## [WHAT TO DO]
Within the records, which lines hold the string "JSON"? Report each one by copying it.

## [RECORDS FOR THIS EXERCISE]
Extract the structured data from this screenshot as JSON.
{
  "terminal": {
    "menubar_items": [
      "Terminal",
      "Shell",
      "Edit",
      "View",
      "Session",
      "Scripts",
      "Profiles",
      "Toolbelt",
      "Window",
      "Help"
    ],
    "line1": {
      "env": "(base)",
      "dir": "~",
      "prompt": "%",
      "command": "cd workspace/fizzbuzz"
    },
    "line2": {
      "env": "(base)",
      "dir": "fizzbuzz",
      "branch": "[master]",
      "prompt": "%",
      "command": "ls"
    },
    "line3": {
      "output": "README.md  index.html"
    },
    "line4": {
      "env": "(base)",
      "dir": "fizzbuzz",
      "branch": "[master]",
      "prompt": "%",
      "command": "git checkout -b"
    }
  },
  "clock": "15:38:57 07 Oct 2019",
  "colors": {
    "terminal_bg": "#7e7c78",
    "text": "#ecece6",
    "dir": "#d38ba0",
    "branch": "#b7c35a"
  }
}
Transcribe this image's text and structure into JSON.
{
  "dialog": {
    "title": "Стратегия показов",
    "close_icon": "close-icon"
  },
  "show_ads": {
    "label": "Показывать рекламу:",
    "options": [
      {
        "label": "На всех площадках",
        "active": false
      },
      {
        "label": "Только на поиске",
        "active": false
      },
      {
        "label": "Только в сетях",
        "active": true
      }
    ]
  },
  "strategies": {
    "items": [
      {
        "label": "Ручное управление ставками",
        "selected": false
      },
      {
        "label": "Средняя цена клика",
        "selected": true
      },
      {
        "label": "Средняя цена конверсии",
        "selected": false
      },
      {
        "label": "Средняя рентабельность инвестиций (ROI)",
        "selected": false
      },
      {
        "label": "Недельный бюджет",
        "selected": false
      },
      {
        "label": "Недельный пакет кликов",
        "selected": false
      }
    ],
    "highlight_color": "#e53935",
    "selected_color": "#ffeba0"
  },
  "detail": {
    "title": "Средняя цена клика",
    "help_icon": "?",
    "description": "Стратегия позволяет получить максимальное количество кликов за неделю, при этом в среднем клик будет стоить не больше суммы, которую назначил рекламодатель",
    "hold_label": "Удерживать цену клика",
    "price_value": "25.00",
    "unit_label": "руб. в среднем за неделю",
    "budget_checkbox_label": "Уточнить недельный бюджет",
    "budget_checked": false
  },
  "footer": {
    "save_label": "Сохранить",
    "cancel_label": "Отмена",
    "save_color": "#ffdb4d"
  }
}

## [PROBLEM SOLUTION]
Extract the structured data from this screenshot as JSON.
Transcribe this image's text and structure into JSON.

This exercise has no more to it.